Record extracts:
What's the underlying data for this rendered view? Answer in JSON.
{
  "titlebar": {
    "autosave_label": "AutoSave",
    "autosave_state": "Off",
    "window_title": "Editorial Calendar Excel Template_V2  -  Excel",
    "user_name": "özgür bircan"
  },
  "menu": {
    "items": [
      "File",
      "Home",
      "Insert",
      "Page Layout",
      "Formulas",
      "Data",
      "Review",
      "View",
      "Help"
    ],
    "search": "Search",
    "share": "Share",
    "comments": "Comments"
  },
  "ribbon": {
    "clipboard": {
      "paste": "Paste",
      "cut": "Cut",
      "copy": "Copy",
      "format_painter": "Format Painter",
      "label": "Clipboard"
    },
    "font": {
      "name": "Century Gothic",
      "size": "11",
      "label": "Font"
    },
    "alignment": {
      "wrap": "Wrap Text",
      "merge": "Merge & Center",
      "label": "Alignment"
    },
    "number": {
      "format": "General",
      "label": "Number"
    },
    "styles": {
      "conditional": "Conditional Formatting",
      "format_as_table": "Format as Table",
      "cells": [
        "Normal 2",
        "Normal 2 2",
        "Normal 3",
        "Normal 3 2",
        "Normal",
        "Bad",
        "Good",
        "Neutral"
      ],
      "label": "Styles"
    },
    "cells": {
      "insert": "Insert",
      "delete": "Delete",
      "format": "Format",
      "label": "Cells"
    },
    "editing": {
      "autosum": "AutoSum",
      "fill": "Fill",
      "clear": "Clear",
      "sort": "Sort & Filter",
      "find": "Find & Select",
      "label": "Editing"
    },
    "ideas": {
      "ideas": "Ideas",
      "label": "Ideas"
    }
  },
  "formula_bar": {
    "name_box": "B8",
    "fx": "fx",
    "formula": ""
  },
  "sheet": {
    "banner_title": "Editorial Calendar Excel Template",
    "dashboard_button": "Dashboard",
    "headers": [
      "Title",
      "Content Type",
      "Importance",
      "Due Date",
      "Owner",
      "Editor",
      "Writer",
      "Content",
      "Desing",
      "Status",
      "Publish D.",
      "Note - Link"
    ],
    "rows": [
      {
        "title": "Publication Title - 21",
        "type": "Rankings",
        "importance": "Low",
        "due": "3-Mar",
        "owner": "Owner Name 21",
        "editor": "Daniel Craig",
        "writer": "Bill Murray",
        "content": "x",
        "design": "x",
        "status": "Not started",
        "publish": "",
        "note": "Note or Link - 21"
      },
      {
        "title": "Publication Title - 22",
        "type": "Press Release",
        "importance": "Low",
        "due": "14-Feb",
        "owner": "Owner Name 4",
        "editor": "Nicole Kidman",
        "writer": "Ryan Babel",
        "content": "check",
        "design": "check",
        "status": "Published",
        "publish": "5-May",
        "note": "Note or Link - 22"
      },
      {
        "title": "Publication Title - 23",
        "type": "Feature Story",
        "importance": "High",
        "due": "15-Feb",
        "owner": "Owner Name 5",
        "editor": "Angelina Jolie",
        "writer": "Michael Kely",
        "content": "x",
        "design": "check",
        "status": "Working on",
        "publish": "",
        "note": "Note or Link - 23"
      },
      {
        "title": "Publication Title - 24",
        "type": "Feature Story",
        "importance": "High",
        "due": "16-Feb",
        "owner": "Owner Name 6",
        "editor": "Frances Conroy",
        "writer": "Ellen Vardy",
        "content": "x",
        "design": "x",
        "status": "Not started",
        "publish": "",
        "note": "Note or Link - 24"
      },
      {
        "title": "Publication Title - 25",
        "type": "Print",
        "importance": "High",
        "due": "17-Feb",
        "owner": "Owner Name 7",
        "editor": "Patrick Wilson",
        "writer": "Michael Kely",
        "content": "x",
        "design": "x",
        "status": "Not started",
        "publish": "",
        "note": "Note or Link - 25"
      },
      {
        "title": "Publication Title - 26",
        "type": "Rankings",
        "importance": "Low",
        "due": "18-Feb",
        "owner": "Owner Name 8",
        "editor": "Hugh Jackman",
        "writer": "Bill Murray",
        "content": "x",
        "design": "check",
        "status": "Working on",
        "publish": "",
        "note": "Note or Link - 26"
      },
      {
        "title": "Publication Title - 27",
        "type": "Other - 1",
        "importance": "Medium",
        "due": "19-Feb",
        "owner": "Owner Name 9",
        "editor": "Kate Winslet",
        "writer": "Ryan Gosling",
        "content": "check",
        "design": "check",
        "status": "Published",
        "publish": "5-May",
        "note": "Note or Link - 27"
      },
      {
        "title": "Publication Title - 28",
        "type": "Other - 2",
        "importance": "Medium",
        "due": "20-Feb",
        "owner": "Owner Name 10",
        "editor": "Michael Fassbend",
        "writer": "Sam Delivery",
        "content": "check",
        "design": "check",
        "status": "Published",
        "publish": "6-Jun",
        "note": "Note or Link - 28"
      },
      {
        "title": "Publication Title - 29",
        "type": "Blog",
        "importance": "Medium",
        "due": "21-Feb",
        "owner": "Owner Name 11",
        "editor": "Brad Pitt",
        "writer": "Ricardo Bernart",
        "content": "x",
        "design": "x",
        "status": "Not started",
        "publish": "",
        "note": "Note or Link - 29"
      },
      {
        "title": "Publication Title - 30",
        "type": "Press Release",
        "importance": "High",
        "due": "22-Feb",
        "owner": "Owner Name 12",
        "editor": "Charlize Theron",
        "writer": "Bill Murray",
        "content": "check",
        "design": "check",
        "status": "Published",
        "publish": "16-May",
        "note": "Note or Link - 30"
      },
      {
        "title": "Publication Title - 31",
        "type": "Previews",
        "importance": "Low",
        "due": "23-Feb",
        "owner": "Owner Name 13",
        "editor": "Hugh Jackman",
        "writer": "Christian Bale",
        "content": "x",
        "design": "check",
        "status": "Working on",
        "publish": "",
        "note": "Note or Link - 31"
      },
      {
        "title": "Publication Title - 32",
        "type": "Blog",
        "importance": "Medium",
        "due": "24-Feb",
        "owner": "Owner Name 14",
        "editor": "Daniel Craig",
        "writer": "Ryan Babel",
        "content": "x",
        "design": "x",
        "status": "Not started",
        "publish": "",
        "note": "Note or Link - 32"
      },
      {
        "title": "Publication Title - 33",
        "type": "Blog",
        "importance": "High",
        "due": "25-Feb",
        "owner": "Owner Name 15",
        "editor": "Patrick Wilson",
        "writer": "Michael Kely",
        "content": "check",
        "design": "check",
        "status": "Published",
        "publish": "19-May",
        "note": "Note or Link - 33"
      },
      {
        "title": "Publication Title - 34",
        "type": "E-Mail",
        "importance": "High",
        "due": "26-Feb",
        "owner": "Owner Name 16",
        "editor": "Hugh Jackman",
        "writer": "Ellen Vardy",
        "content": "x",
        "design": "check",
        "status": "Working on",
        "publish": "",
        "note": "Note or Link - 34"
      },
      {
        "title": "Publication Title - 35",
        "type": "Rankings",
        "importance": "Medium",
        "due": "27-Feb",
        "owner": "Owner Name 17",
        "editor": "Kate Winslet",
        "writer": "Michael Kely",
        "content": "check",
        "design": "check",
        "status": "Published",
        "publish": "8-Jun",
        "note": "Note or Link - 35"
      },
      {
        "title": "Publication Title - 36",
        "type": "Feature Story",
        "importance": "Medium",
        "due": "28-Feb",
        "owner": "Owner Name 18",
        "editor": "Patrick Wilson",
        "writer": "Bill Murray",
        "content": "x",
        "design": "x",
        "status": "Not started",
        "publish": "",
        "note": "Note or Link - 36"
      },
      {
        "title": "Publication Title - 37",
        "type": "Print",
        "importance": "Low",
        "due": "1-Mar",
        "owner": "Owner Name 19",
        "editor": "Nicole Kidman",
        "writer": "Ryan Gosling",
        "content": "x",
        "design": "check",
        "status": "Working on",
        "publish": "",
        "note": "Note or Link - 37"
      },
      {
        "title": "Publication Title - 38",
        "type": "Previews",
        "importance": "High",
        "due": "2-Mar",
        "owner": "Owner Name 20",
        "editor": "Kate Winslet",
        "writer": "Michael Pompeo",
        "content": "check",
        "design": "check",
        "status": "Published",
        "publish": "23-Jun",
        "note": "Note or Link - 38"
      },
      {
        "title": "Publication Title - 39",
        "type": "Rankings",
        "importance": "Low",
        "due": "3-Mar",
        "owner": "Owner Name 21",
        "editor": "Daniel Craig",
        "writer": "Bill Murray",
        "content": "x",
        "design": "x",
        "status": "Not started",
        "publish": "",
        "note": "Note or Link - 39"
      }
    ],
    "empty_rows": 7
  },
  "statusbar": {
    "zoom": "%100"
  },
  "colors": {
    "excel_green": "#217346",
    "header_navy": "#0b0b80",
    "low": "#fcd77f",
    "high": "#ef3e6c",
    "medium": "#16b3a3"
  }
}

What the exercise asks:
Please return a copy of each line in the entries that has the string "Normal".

Solution for this task:
        "Normal 2",
        "Normal 2 2",
        "Normal 3",
        "Normal 3 2",
        "Normal",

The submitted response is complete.